In a recent blog post, the International Monetary Fund (IMF) has expressed its concerns about the viability of El Salvador’s recent adoption of Bitcoin as a legal tender. Despite the limited usage of the cryptocurrency in the country, the IMF has highlighted various risks associated with the adoption. The IMF has also emphasized the need for greater transparency in the government’s Bitcoin transactions.
IMF Chief Kristalina Georgieva stressed the importance of not confusing digital currencies with traditional currencies and stated, “Digital currencies are increasingly being used for services similar to money, but they are not the same as money.” The IMF has called on the government to address its concerns related to financial integrity, fiscal sustainability, and consumer protection.
El Salvador’s adoption of Bitcoin has been met with both criticism and support from various stakeholders, with concerns raised about the country’s economic stability and financial inclusivity.
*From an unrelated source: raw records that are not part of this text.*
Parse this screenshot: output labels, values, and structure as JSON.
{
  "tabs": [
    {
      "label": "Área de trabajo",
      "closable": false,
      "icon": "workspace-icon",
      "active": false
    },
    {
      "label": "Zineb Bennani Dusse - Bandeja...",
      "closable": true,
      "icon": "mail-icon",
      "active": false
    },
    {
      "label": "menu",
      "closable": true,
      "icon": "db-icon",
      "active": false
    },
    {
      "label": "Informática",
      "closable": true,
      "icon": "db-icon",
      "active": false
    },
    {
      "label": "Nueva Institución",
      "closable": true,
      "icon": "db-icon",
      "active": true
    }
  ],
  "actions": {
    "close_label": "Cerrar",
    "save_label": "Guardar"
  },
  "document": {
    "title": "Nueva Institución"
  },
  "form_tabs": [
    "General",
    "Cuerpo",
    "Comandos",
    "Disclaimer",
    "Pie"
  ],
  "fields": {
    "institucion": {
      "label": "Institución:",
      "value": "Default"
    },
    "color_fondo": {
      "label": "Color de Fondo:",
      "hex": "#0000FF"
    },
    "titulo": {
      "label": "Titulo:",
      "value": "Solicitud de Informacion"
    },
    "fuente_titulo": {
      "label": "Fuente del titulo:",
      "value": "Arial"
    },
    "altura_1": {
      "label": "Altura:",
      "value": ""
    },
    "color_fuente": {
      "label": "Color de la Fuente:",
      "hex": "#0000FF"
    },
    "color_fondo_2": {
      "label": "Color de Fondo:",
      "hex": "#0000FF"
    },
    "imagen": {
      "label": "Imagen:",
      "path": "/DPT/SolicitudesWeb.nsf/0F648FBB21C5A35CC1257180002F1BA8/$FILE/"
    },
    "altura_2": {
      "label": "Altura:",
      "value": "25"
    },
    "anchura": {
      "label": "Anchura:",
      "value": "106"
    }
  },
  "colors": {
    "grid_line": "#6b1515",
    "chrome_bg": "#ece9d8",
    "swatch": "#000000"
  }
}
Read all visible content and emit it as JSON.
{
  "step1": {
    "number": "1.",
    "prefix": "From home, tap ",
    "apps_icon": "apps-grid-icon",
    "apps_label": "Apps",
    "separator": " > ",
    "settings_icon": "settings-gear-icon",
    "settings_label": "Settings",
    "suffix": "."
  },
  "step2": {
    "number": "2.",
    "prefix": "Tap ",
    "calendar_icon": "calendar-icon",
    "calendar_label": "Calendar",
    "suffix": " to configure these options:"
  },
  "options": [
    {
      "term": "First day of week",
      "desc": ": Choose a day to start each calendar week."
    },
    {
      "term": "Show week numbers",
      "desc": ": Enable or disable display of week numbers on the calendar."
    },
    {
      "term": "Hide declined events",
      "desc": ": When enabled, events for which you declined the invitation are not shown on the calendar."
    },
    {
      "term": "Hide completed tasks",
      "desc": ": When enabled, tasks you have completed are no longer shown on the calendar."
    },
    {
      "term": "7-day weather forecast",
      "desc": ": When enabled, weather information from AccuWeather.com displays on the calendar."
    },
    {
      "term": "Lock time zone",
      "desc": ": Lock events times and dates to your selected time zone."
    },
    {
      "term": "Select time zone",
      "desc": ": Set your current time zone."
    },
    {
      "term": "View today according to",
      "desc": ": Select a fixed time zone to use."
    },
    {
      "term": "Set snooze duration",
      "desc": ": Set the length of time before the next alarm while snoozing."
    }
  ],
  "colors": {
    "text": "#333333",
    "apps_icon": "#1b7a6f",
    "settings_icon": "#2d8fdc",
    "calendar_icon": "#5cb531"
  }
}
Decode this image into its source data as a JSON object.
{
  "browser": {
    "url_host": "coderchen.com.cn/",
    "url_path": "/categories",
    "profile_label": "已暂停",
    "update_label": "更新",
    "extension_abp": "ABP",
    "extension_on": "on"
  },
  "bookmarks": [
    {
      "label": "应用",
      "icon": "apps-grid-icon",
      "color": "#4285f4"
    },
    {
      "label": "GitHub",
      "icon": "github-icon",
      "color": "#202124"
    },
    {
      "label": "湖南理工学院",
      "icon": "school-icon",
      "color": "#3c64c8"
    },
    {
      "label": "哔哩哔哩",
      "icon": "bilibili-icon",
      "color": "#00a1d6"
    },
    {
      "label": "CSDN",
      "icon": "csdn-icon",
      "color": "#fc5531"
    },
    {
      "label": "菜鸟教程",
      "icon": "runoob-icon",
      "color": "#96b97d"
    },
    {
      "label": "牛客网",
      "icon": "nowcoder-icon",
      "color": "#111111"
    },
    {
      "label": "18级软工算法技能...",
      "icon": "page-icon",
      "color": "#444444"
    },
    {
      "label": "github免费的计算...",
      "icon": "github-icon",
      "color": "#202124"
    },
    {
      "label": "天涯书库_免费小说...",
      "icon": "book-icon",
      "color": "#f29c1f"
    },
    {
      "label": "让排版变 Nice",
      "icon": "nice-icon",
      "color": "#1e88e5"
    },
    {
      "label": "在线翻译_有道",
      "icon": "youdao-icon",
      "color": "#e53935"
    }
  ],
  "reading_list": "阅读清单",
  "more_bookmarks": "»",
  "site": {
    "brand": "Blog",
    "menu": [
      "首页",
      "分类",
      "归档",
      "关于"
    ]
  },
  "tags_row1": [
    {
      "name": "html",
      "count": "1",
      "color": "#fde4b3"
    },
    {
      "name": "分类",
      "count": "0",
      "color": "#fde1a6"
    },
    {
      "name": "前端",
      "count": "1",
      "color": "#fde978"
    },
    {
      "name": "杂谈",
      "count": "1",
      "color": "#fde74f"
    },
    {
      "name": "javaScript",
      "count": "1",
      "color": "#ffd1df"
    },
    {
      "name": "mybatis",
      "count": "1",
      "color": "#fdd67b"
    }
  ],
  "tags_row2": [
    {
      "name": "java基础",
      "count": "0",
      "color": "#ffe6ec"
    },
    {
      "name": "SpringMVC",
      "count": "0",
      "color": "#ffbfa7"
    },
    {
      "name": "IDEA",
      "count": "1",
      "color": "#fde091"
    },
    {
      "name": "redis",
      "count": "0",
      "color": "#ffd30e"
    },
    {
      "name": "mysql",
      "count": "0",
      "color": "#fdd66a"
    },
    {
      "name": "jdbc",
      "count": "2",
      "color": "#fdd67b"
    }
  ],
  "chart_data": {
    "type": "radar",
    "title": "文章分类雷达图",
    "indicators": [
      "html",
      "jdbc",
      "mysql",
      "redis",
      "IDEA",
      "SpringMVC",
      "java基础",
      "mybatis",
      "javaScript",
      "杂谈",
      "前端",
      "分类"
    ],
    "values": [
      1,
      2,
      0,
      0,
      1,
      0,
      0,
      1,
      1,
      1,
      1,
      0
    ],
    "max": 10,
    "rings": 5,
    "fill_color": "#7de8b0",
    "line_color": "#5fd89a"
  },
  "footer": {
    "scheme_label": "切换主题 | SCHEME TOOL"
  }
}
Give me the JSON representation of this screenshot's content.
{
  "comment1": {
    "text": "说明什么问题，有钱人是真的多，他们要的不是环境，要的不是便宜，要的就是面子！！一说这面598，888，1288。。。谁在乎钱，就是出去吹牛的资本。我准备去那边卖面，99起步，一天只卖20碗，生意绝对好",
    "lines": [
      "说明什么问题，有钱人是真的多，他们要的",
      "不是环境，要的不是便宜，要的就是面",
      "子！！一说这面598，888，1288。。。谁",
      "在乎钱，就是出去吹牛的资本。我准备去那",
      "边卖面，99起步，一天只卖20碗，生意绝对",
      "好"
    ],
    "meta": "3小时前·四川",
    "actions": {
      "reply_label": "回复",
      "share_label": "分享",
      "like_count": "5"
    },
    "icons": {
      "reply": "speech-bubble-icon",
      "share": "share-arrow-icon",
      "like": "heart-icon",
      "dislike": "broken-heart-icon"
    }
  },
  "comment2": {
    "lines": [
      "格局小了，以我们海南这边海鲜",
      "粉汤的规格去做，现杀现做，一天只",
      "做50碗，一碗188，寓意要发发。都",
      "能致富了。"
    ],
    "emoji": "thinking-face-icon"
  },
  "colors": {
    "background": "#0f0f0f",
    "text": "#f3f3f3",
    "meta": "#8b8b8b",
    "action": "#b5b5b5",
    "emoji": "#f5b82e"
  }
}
The government remains optimistic about the adoption of Bitcoin, hoping it will lead to greater financial inclusion for its citizens who lack access to traditional banking services. However, an October 2022 report indicated that about 80% of citizens believed the Bitcoin strategy had failed.
Despite initial predictions of a negative impact on the country’s economy, El Salvador’s economy expanded by almost 3% in 2022. However, the IMF has been a strong opponent of cryptocurrency adoption, citing concerns about transparency and its usage in corrupt countries with tighter capital restrictions.
The adoption of Bitcoin as a legal tender in El Salvador is a bold move and one that is being closely watched by the international community. The country is the first in the world to adopt Bitcoin as a legal tender and its success or failure could set a precedent for other countries considering a similar move.
One of the main challenges facing El Salvador is the lack of infrastructure and support for Bitcoin. The country has a high level of poverty and a significant proportion of its citizens are unbanked. Setting up mechanisms for mining operations and supporting structures is crucial for the success of the adoption.
Despite the challenges, El Salvador is forging ahead with its Bitcoin adoption and is working on developing the necessary infrastructure and support. The country is also exploring other potential uses for Bitcoin and blockchain technology, such as using it to track remittances and reduce corruption in public procurement.
In conclusion, while the IMF remains cautious about El Salvador’s bold move to adopt Bitcoin as a legal tender, the country is committed to its strategy and is working on developing the necessary infrastructure and support. The success or failure of the adoption will be closely watched by the international community, and could set a precedent for other countries considering a similar move.